→ **WORK ITEM**: From the data below, copy out every line in which the word "user" occurs.

::: EXTRACTED RECORDS :::

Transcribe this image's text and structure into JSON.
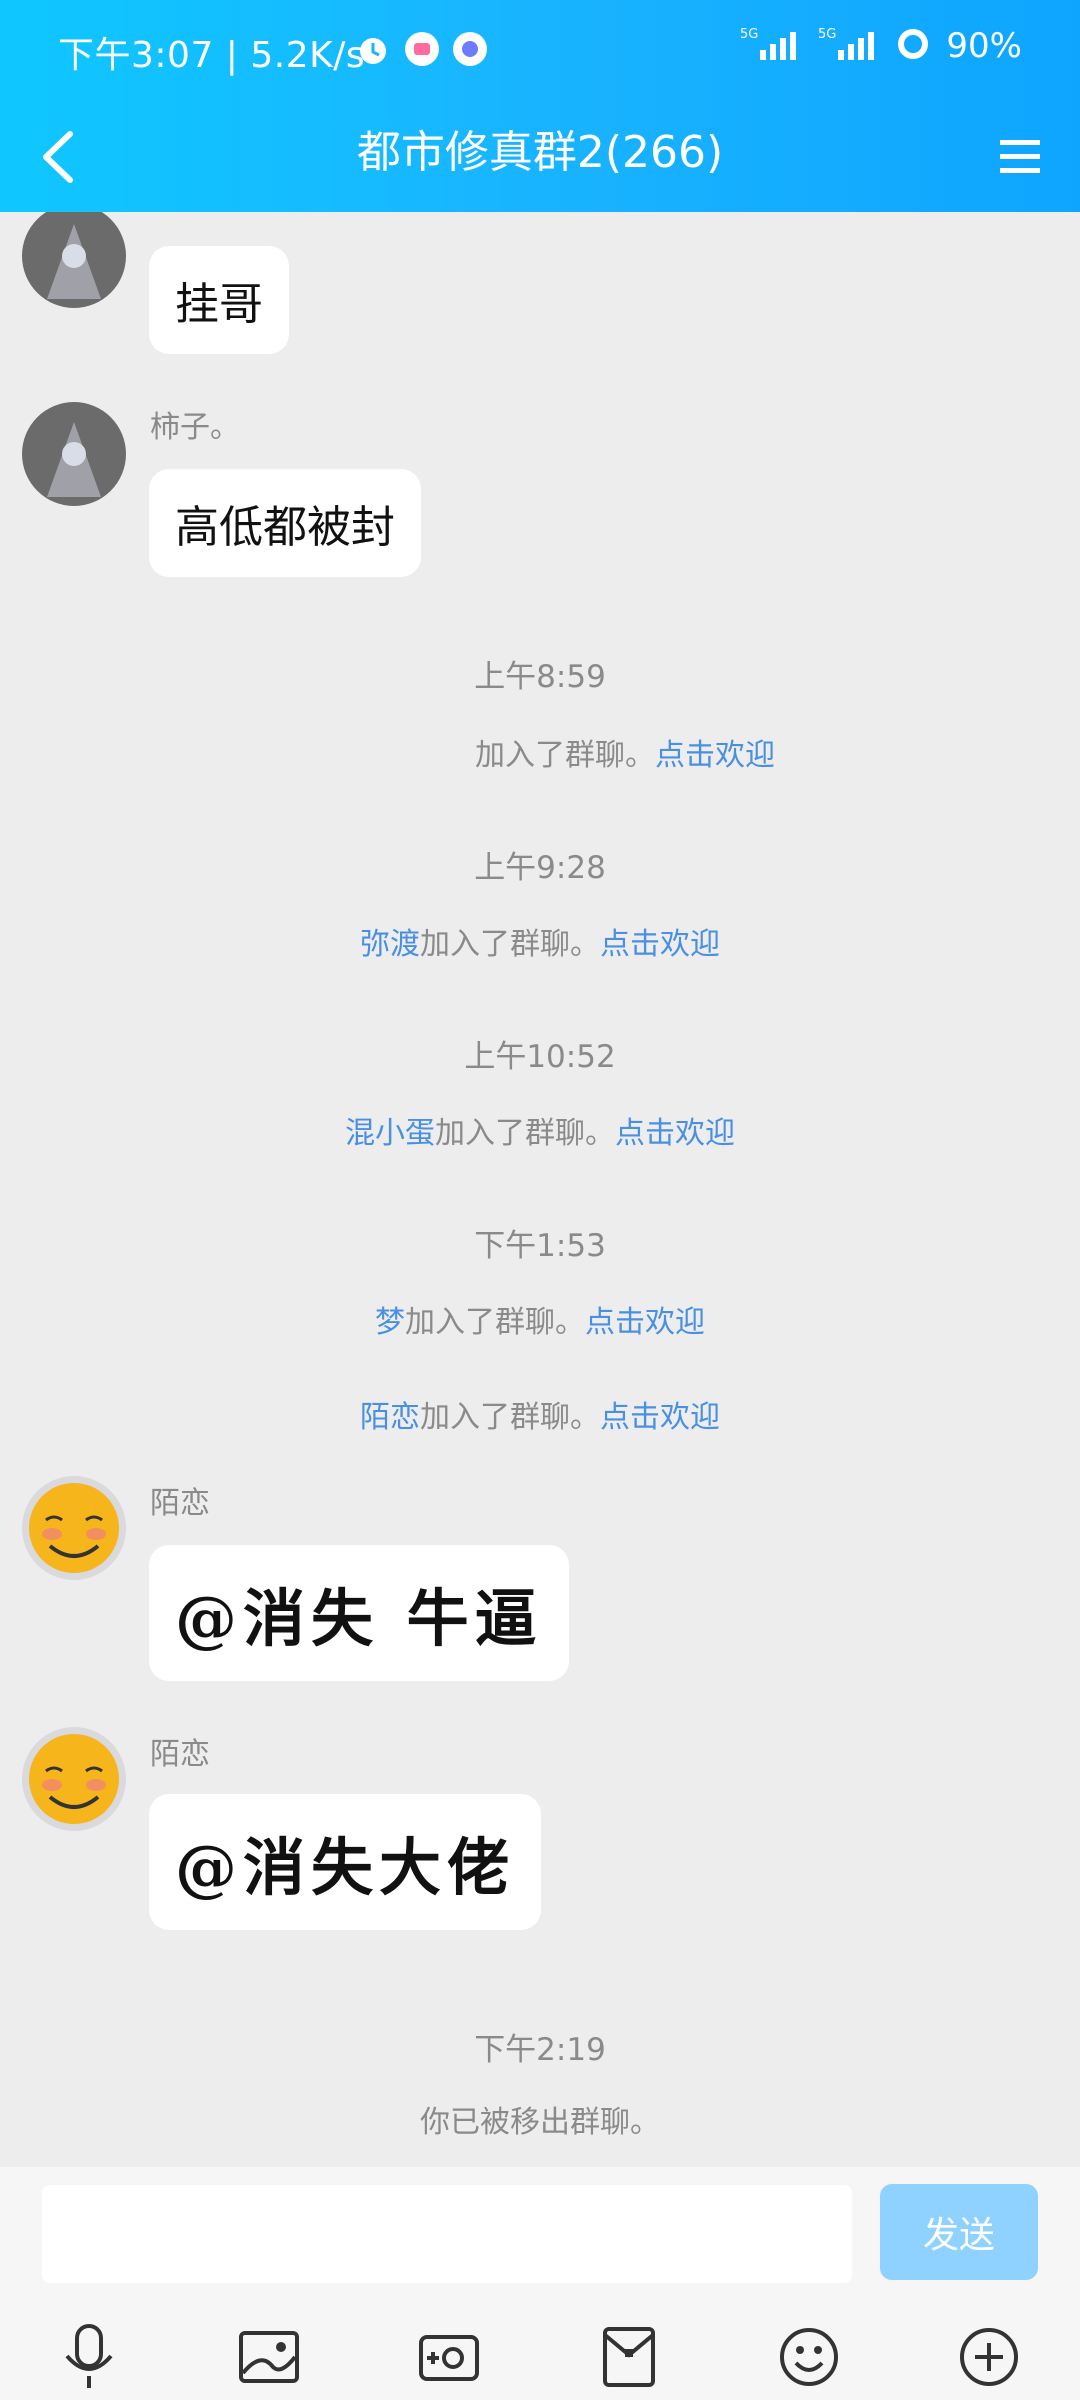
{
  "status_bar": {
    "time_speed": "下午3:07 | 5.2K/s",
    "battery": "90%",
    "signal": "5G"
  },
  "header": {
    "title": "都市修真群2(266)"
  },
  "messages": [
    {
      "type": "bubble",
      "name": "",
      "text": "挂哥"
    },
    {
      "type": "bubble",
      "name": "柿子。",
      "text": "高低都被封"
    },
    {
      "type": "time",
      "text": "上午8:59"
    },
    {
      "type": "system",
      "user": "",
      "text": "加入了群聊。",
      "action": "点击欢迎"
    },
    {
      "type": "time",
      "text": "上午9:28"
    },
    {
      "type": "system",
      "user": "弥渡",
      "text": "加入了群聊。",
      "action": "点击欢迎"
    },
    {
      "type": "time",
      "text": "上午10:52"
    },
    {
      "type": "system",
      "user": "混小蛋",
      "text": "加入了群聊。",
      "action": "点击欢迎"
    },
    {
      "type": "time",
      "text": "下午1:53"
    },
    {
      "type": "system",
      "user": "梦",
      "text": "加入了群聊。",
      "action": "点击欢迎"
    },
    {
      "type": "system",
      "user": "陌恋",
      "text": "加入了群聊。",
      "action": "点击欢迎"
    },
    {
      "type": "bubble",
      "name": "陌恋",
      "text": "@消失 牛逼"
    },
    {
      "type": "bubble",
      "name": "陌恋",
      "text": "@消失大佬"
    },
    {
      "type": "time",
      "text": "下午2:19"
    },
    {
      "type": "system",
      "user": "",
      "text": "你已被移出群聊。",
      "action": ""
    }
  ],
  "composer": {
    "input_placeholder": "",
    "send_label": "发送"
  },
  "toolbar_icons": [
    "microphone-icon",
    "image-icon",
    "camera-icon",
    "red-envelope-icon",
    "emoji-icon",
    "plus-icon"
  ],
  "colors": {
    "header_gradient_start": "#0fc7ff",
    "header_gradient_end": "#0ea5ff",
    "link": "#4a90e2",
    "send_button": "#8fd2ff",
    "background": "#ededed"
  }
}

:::
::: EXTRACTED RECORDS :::

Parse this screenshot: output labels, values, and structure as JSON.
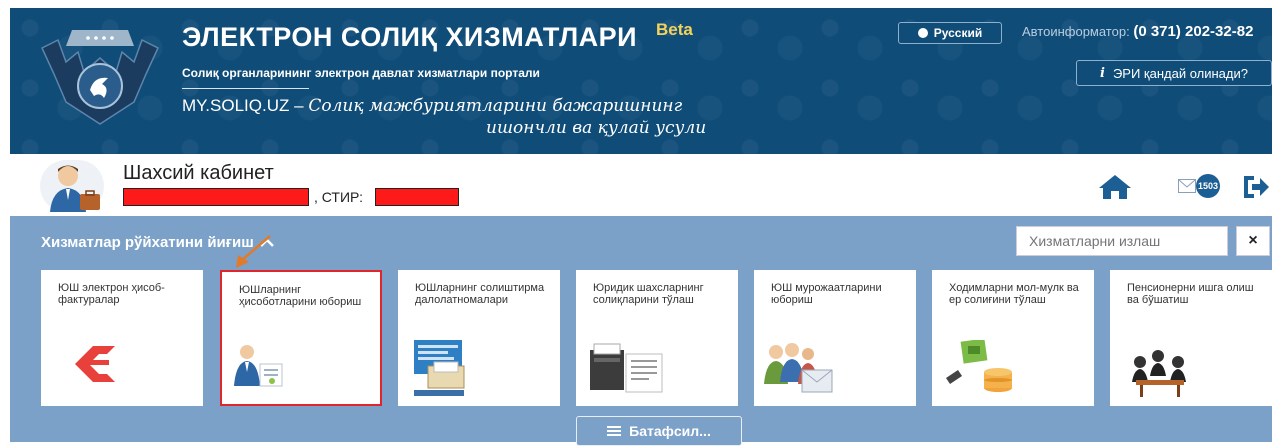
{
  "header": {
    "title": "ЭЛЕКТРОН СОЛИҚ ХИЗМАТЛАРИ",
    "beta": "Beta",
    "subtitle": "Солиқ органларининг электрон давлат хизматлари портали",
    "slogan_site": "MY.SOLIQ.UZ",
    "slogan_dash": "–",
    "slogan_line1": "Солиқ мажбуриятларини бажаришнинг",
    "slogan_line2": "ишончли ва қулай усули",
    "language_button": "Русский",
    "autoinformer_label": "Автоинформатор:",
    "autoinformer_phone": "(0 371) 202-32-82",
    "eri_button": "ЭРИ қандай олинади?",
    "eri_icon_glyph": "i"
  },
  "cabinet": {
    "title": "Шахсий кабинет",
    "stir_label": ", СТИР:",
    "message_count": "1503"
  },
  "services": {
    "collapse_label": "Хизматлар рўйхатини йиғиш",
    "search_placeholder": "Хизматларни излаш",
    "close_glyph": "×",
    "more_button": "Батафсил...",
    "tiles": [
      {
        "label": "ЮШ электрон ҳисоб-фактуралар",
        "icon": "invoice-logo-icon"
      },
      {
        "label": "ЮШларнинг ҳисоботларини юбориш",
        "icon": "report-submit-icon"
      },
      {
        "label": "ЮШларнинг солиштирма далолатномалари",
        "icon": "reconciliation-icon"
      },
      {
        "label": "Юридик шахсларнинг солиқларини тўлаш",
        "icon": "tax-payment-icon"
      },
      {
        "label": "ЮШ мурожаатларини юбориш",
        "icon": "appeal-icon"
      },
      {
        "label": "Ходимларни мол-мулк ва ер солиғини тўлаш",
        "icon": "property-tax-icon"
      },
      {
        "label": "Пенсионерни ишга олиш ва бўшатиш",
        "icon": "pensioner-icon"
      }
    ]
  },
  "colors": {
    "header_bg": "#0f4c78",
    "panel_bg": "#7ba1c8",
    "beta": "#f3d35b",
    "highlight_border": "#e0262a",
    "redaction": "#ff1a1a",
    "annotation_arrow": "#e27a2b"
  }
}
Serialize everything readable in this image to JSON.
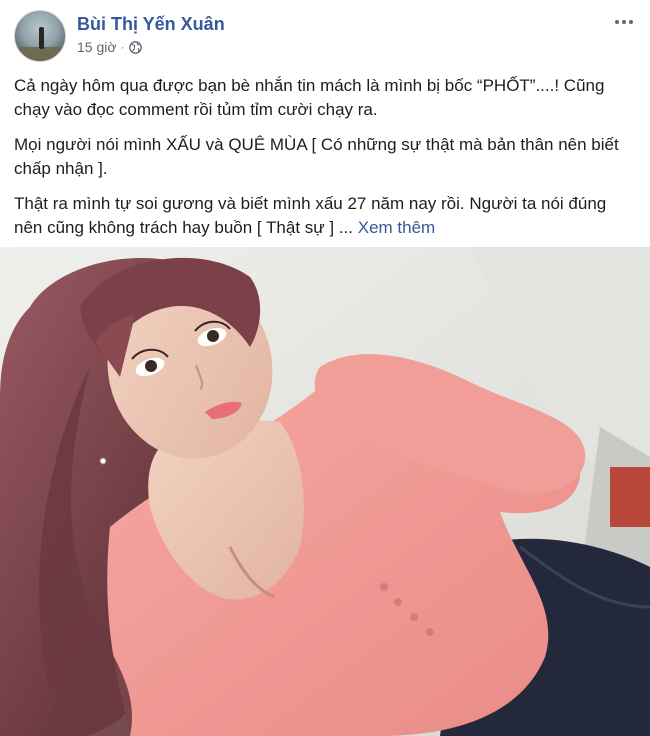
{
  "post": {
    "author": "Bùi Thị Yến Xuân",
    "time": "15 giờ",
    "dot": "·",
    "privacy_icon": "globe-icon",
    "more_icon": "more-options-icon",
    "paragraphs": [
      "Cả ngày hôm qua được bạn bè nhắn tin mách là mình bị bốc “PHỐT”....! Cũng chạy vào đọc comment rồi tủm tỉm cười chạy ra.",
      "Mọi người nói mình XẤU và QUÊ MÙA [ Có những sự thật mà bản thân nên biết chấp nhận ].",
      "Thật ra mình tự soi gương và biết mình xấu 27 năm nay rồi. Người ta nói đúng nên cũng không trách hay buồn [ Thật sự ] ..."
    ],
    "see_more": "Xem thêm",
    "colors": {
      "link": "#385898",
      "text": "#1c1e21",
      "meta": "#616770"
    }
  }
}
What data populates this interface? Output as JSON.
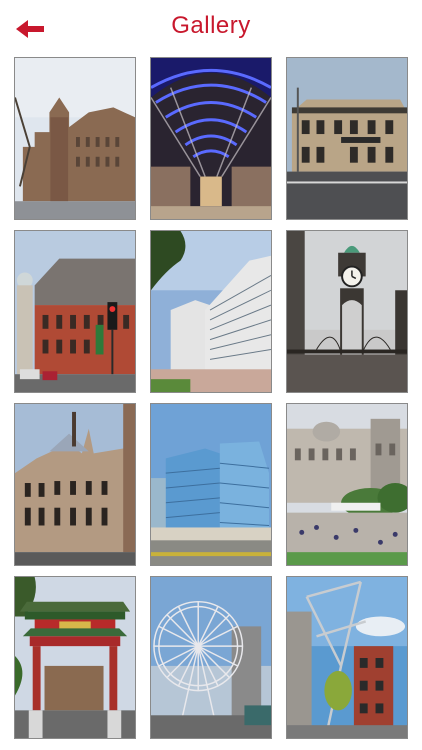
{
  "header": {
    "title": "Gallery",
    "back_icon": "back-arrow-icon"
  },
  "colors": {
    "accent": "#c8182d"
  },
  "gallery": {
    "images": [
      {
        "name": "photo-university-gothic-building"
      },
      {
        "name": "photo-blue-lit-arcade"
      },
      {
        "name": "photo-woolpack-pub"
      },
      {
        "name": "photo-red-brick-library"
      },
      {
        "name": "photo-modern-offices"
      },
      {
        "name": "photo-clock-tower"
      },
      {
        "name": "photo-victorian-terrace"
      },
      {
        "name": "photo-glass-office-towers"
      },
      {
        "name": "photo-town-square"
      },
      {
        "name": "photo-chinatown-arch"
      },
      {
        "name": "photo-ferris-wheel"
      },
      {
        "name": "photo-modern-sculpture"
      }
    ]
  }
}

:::

→ **TASK SOLUTION**:
      "user": "",
      "user": "弥渡",
      "user": "混小蛋",
      "user": "梦",
      "user": "陌恋",
      "user": "",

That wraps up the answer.